WORK TO BE COMPLETED: Give every entry again, exactly.

Page and application data records
= = = = =
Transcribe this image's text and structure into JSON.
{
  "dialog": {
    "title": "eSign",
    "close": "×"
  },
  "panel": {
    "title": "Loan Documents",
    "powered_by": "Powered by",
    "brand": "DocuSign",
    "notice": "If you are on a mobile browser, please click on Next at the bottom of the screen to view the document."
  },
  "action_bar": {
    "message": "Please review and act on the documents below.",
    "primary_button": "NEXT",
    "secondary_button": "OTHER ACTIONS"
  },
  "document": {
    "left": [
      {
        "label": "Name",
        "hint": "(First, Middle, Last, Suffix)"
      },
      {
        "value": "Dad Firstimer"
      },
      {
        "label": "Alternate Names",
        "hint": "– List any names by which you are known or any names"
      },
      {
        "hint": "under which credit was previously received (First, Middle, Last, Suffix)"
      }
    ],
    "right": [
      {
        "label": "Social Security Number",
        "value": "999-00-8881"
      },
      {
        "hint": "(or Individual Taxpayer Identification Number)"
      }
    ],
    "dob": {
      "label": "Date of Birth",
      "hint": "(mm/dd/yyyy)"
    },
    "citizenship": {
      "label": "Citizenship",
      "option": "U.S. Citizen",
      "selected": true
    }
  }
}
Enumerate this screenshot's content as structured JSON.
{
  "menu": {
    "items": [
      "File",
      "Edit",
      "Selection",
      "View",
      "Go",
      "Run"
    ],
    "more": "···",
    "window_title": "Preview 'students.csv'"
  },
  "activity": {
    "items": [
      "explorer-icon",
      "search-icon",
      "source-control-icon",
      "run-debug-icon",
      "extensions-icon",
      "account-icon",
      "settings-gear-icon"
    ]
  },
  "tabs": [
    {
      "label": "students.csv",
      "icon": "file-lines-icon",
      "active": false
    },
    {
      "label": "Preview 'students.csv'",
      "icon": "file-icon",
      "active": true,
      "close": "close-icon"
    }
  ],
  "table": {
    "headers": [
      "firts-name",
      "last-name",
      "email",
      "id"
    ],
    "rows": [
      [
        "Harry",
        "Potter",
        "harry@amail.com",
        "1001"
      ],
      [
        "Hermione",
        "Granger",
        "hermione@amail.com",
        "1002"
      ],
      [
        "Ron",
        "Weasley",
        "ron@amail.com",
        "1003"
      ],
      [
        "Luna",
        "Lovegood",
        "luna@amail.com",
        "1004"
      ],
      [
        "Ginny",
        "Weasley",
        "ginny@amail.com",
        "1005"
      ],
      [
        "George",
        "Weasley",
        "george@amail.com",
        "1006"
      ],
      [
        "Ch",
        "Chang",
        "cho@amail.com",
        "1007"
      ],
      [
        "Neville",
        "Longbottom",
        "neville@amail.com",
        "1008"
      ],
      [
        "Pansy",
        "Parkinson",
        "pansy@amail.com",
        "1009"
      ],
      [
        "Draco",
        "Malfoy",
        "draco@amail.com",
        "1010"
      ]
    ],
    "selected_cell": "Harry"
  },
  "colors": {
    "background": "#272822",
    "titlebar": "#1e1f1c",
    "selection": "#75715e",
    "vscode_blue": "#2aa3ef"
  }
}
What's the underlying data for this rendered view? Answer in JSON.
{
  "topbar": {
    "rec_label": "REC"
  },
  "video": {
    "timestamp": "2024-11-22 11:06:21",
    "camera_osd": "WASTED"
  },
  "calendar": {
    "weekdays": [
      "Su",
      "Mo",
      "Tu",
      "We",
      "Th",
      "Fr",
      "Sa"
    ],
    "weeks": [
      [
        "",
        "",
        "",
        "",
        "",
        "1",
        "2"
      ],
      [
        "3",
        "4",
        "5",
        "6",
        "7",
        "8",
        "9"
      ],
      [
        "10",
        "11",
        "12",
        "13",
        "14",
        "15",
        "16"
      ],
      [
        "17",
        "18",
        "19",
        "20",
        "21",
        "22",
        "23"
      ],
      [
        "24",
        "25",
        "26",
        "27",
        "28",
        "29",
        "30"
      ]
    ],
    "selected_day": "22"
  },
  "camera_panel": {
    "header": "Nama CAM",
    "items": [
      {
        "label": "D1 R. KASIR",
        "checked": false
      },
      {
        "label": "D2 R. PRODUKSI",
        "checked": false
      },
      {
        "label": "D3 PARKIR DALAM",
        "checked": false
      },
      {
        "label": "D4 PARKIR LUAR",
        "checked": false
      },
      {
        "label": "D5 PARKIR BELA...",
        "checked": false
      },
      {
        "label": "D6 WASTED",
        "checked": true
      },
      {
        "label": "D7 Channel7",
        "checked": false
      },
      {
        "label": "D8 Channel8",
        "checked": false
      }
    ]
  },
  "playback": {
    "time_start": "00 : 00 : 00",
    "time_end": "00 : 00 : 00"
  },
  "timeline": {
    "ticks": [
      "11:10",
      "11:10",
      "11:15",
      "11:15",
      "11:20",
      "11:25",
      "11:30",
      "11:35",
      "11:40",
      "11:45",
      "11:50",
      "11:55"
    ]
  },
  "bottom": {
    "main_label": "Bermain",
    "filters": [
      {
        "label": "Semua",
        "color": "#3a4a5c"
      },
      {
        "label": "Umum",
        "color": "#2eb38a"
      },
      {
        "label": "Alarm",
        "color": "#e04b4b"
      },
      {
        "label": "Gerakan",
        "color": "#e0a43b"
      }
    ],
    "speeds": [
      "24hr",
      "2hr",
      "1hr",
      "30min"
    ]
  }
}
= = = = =
OUTPUT:
Transcribe this image's text and structure into JSON.
{
  "dialog": {
    "title": "eSign",
    "close": "×"
  },
  "panel": {
    "title": "Loan Documents",
    "powered_by": "Powered by",
    "brand": "DocuSign",
    "notice": "If you are on a mobile browser, please click on Next at the bottom of the screen to view the document."
  },
  "action_bar": {
    "message": "Please review and act on the documents below.",
    "primary_button": "NEXT",
    "secondary_button": "OTHER ACTIONS"
  },
  "document": {
    "left": [
      {
        "label": "Name",
        "hint": "(First, Middle, Last, Suffix)"
      },
      {
        "value": "Dad Firstimer"
      },
      {
        "label": "Alternate Names",
        "hint": "– List any names by which you are known or any names"
      },
      {
        "hint": "under which credit was previously received (First, Middle, Last, Suffix)"
      }
    ],
    "right": [
      {
        "label": "Social Security Number",
        "value": "999-00-8881"
      },
      {
        "hint": "(or Individual Taxpayer Identification Number)"
      }
    ],
    "dob": {
      "label": "Date of Birth",
      "hint": "(mm/dd/yyyy)"
    },
    "citizenship": {
      "label": "Citizenship",
      "option": "U.S. Citizen",
      "selected": true
    }
  }
}
Enumerate this screenshot's content as structured JSON.
{
  "menu": {
    "items": [
      "File",
      "Edit",
      "Selection",
      "View",
      "Go",
      "Run"
    ],
    "more": "···",
    "window_title": "Preview 'students.csv'"
  },
  "activity": {
    "items": [
      "explorer-icon",
      "search-icon",
      "source-control-icon",
      "run-debug-icon",
      "extensions-icon",
      "account-icon",
      "settings-gear-icon"
    ]
  },
  "tabs": [
    {
      "label": "students.csv",
      "icon": "file-lines-icon",
      "active": false
    },
    {
      "label": "Preview 'students.csv'",
      "icon": "file-icon",
      "active": true,
      "close": "close-icon"
    }
  ],
  "table": {
    "headers": [
      "firts-name",
      "last-name",
      "email",
      "id"
    ],
    "rows": [
      [
        "Harry",
        "Potter",
        "harry@amail.com",
        "1001"
      ],
      [
        "Hermione",
        "Granger",
        "hermione@amail.com",
        "1002"
      ],
      [
        "Ron",
        "Weasley",
        "ron@amail.com",
        "1003"
      ],
      [
        "Luna",
        "Lovegood",
        "luna@amail.com",
        "1004"
      ],
      [
        "Ginny",
        "Weasley",
        "ginny@amail.com",
        "1005"
      ],
      [
        "George",
        "Weasley",
        "george@amail.com",
        "1006"
      ],
      [
        "Ch",
        "Chang",
        "cho@amail.com",
        "1007"
      ],
      [
        "Neville",
        "Longbottom",
        "neville@amail.com",
        "1008"
      ],
      [
        "Pansy",
        "Parkinson",
        "pansy@amail.com",
        "1009"
      ],
      [
        "Draco",
        "Malfoy",
        "draco@amail.com",
        "1010"
      ]
    ],
    "selected_cell": "Harry"
  },
  "colors": {
    "background": "#272822",
    "titlebar": "#1e1f1c",
    "selection": "#75715e",
    "vscode_blue": "#2aa3ef"
  }
}
What's the underlying data for this rendered view? Answer in JSON.
{
  "topbar": {
    "rec_label": "REC"
  },
  "video": {
    "timestamp": "2024-11-22 11:06:21",
    "camera_osd": "WASTED"
  },
  "calendar": {
    "weekdays": [
      "Su",
      "Mo",
      "Tu",
      "We",
      "Th",
      "Fr",
      "Sa"
    ],
    "weeks": [
      [
        "",
        "",
        "",
        "",
        "",
        "1",
        "2"
      ],
      [
        "3",
        "4",
        "5",
        "6",
        "7",
        "8",
        "9"
      ],
      [
        "10",
        "11",
        "12",
        "13",
        "14",
        "15",
        "16"
      ],
      [
        "17",
        "18",
        "19",
        "20",
        "21",
        "22",
        "23"
      ],
      [
        "24",
        "25",
        "26",
        "27",
        "28",
        "29",
        "30"
      ]
    ],
    "selected_day": "22"
  },
  "camera_panel": {
    "header": "Nama CAM",
    "items": [
      {
        "label": "D1 R. KASIR",
        "checked": false
      },
      {
        "label": "D2 R. PRODUKSI",
        "checked": false
      },
      {
        "label": "D3 PARKIR DALAM",
        "checked": false
      },
      {
        "label": "D4 PARKIR LUAR",
        "checked": false
      },
      {
        "label": "D5 PARKIR BELA...",
        "checked": false
      },
      {
        "label": "D6 WASTED",
        "checked": true
      },
      {
        "label": "D7 Channel7",
        "checked": false
      },
      {
        "label": "D8 Channel8",
        "checked": false
      }
    ]
  },
  "playback": {
    "time_start": "00 : 00 : 00",
    "time_end": "00 : 00 : 00"
  },
  "timeline": {
    "ticks": [
      "11:10",
      "11:10",
      "11:15",
      "11:15",
      "11:20",
      "11:25",
      "11:30",
      "11:35",
      "11:40",
      "11:45",
      "11:50",
      "11:55"
    ]
  },
  "bottom": {
    "main_label": "Bermain",
    "filters": [
      {
        "label": "Semua",
        "color": "#3a4a5c"
      },
      {
        "label": "Umum",
        "color": "#2eb38a"
      },
      {
        "label": "Alarm",
        "color": "#e04b4b"
      },
      {
        "label": "Gerakan",
        "color": "#e0a43b"
      }
    ],
    "speeds": [
      "24hr",
      "2hr",
      "1hr",
      "30min"
    ]
  }
}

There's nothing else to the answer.